"So, for example, I would talk in one way to my friend and another way to an elder," said Sameera Nath, 22, a college student and participant in the program. "If I'm talking to a South Asian person, I might use different desi terms as opposed to talking to one of my American friends." Desi refers to people from India or the diaspora.
Grappling with dual identities — being born and reared as Americans within traditional South Asian households — is a common topic among this group, which takes comfort in and draws inspiration from fellow South Asian Americans. Rice University's Kinder Institute for Urban Research notes that Houston is one of the most diverse metropolitan areas in the United States, with the Asian population growing the fastest. Asians make up 8 percent of the greater Houston population, according to 2016 U.S. Census data.
Discussions on diversity
In addition to dealing with their complicated identities, South Asian-Americans were also challenged at the weeklong institute to talk about diversity within their communities.
"We learned not to judge anyone, even other South Asians, for anything, because we all come from different backgrounds," Nath said. "We learned about colorism, for example, about skin color: Some people have lighter skin, some people have darker skin, but that shouldn't be something that you judge someone for."
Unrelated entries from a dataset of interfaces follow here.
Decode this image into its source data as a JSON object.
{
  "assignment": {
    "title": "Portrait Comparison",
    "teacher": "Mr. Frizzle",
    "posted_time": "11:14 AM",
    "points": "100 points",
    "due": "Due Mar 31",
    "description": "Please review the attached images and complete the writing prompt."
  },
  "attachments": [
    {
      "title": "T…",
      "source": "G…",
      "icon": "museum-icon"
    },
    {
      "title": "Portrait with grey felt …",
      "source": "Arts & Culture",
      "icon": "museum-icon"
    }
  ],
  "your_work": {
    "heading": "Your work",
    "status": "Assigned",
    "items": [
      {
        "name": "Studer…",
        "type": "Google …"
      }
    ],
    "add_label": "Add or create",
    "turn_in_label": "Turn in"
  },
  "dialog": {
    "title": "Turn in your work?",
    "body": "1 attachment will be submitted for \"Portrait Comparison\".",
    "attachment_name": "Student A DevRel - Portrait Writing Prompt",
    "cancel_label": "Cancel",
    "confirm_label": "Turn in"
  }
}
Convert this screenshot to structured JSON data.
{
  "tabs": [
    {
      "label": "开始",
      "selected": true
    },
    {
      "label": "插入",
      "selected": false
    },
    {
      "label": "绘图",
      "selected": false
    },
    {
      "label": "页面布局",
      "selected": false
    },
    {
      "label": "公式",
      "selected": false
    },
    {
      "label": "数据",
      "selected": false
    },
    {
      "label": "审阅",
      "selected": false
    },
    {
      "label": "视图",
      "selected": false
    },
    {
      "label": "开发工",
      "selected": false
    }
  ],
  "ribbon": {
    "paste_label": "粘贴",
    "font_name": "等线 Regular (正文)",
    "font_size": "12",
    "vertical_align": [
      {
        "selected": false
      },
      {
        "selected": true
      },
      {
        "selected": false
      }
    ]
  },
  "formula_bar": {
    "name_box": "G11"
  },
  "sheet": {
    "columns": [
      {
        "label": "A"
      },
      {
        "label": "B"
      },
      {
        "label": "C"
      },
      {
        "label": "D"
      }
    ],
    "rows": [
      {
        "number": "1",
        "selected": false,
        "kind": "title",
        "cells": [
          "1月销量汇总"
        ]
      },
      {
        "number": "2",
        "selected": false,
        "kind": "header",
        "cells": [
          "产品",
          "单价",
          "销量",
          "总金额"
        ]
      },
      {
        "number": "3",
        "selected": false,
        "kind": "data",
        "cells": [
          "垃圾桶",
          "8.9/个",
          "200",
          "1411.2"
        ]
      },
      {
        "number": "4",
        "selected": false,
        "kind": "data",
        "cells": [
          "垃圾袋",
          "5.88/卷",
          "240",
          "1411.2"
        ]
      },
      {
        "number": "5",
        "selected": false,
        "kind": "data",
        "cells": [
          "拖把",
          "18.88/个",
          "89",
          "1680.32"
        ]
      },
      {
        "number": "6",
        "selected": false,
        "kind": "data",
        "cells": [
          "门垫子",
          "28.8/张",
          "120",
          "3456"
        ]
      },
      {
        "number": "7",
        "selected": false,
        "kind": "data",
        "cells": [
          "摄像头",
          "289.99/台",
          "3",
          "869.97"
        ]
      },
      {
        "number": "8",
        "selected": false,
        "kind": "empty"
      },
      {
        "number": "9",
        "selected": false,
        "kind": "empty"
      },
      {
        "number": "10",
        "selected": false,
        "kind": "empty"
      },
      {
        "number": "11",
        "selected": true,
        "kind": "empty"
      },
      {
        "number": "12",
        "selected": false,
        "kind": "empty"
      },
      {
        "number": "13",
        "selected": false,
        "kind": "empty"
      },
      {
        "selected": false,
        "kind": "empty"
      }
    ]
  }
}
Within the South Asian community in Houston, Nath said, there is a broad range of people who are either native Texans or were brought up in another state, or who immigrated to the United States as children.
Her compatriot, Nisarg Mistry, moved to Texas as a teenager from Toronto, Ontario. He noted it was a challenge to adjust to a new community.
"Moving here was a huge, huge culture shock for me," he said, citing "all the taco trucks and barbecue stalls" from various minority groups he had not encountered in Toronto.
Mistry, who studies chemical engineering at the University of Houston, said he feels that discussions about identity and social justice are lacking in his academic circles. So when he heard about SAYHU's summer institute, he felt it was the perfect opportunity to learn more about how he could engage his community in discussions about difficult topics.
"I know a lot about social justice issues, but I've never found an avenue to make a change or do something about it," he said. "So this was the perfect thing for me to do."
Both these participants said they left the institute with practical takeaways, not just tips on how to handle conversations with friends and family about taboo subjects such as domestic violence and LGBTQ issues, but also ideas for projects they plan to begin.
Nath, for example, plans to push for more vegetarian and halal options in the cafeteria at the University of Texas.
"Eating cheese pizza every day is not fun," she said, noting that even in a diverse city like San Antonio, a three-hour drive from her hometown, dining facilities do not always cater to Muslims and Hindus with specific dietary constraints.
Nisarg said that in the coming weeks, he will start a podcast, engaging people he met at the institute to make their conversations more widely available to South Asians both in and out of Houston.
And he doesn't plan to shy away from discussions about feminism and women's rights, which are a big focus of female-led SAYHU.
"I think it's important for men to be aware of all of the issues as well. It can't just be women," Nisarg said. "We have to work together to solve these issues. SAYHU … they're doing their part to change the Houston community."
SAYHU members are now preparing for their first regional summit, scheduled for later this month, where they'll continue their discussions about a number of topics, but on a larger scale.